But the reality is, that $4.6 million isn’t enough. So the University of Denver’s push for additional financial support has been directed to federal and state officials. At the federal level, DU has reached out to U.S. Senators Michael Bennett and Cory Gardner of Colorado along with U.S. Rep. Jason Crowe of Colorado’s 6th congressional district. At the state level, with the support of former Mayor Federico Pena, the University has appealed to Gov. Jared Polis for a piece of the $44.25 billion CARES Act funds which may be applied to higher education. There is wide discretion given governors to distribute these funds.
The battle for funds is certain to be challenging as everyone is hurting right now.
DU will be competing with towns, counties, municipalities and other public and private educational institutions for federal funds.

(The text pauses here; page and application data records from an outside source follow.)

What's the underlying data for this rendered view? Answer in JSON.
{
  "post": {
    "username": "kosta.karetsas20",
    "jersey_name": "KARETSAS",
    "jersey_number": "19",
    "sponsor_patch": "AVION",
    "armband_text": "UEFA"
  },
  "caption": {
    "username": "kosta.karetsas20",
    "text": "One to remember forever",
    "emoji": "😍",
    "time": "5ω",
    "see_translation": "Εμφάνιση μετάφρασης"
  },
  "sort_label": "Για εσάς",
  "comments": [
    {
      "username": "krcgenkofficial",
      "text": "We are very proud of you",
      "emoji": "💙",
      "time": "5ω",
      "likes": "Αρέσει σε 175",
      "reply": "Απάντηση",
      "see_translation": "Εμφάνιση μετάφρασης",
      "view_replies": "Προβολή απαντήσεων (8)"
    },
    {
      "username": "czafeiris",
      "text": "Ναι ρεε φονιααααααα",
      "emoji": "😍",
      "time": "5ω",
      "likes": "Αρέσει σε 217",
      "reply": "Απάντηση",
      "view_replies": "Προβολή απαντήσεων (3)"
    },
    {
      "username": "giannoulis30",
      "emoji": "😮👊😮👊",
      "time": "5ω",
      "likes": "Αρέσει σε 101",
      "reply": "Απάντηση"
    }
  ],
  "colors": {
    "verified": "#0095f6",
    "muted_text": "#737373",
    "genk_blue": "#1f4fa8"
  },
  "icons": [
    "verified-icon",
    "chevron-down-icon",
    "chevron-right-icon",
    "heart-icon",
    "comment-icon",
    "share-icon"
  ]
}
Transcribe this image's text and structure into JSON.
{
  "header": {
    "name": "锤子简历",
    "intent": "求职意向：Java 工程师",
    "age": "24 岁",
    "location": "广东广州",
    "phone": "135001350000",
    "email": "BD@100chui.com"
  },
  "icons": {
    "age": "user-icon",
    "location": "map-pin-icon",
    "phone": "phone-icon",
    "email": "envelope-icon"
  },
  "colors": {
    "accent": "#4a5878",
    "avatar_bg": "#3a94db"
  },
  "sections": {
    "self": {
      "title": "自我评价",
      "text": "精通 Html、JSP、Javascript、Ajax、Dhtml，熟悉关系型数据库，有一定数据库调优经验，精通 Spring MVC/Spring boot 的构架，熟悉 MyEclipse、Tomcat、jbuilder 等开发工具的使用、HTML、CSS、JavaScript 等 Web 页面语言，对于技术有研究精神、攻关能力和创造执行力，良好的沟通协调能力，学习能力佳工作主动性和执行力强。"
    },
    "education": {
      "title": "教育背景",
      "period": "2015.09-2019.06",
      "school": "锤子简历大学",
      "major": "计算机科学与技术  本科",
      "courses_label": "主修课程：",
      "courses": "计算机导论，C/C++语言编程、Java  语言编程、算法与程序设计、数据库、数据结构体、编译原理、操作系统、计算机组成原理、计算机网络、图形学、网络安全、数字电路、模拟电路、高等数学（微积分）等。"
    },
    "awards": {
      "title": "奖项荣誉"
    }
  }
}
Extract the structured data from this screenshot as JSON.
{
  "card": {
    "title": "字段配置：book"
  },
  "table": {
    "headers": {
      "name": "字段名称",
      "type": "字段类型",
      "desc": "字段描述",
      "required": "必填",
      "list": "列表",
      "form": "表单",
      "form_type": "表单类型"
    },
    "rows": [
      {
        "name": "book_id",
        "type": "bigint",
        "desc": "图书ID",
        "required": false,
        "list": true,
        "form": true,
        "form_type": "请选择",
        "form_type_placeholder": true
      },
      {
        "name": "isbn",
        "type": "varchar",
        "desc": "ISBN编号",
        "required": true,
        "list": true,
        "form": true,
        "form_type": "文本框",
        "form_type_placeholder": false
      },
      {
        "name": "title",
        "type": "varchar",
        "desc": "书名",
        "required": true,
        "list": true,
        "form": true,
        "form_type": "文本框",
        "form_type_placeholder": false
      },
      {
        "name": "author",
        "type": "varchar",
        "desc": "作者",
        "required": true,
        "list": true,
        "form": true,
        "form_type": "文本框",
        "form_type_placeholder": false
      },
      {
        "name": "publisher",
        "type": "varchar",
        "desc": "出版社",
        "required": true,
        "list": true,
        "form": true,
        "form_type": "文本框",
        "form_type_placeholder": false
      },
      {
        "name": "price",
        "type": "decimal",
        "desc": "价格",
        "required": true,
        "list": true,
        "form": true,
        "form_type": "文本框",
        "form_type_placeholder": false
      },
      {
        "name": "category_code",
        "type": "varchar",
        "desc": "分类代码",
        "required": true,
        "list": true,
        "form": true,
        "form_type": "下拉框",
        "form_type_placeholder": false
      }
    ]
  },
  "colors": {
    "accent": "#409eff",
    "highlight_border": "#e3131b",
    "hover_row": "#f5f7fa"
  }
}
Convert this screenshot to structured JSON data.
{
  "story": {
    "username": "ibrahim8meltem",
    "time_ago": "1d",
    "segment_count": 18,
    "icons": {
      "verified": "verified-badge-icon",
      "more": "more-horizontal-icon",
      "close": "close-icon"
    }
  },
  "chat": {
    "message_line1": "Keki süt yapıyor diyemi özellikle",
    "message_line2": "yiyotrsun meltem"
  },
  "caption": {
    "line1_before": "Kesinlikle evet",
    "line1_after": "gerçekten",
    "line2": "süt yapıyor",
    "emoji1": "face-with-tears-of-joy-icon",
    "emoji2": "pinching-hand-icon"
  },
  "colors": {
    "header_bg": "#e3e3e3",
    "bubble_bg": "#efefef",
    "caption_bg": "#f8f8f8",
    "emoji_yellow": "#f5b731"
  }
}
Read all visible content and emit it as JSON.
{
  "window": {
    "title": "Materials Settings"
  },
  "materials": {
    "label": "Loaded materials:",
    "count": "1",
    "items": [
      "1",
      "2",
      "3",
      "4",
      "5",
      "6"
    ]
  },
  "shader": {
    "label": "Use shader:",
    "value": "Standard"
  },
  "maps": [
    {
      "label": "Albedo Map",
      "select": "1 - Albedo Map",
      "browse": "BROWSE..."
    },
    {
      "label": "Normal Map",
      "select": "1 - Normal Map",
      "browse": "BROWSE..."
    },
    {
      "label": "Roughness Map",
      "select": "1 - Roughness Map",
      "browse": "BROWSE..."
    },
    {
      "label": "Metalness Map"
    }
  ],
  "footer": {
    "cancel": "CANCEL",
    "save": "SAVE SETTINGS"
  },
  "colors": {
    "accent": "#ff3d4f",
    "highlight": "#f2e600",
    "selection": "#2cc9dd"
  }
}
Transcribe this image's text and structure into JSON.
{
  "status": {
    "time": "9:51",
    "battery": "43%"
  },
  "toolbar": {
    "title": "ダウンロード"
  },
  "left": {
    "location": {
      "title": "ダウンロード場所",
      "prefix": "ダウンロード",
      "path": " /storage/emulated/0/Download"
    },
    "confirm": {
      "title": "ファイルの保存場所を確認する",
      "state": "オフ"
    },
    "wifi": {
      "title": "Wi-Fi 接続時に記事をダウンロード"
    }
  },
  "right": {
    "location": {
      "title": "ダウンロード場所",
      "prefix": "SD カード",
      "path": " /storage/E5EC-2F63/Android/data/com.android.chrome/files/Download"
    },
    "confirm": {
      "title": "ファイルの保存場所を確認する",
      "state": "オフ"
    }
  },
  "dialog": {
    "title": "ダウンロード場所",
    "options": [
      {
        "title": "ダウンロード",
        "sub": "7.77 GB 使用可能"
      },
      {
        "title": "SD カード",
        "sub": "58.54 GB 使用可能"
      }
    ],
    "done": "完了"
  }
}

DU has issued refunds to students for room and board and for student activity fees. However, tuition, which averages $50,000 a year for undergrads, remains unchanged as of this writing. A Change.org petition initiated by DU students is asking the University of Denver administration for financial relief with classes moved online. The petition had garnered over 1,300 signatures but DU remains highly dependent on student tuition for continued operations. And the future of classes held on campus this summer and fall remains in doubt.
According to The Denver Post, CU took a $44 million hit from refunding impacted students’ housing and dining costs and paying hourly and student employees throughout the crisis. Colorado State University’s two campuses, the university paid out around $19 million in rebates for students’ housing and dining costs. Fort Lewis College gave back $2.8 million in the spring semester room and board. A 10% loss in 2020-21 state funding to the CU system would amount to a nearly $25 million hit to CU’s four campuses, according to a model presented at a CU Board of Regents meeting last week.
Denver Public Schools (DPS) officials predicted the 92,000-student district could lose from $19 million to $61 million in state funding next year. The district operates on an annual budget of more than $1 billion. Before the coronavirus, the district was projecting revenue would increase 2% next school year. Now, the best-case scenario is that it stays flat, while the worst-case scenario — the one involving a $61 million reduction in state funding — would be a 5% revenue decrease, according to Chalkbeat.
According to Chancellor Haefner, Denver’s appeals will center on “the importance of recognizing the contributions made by higher education on research, knowledge, work-force training, civic engagement, and contributing to our local and state economies. We want to ensure that our mission and contributions are ever-present as the federal government continues to implement and consider federal stimulus plans.”
Photo Courtesy of the University of Denver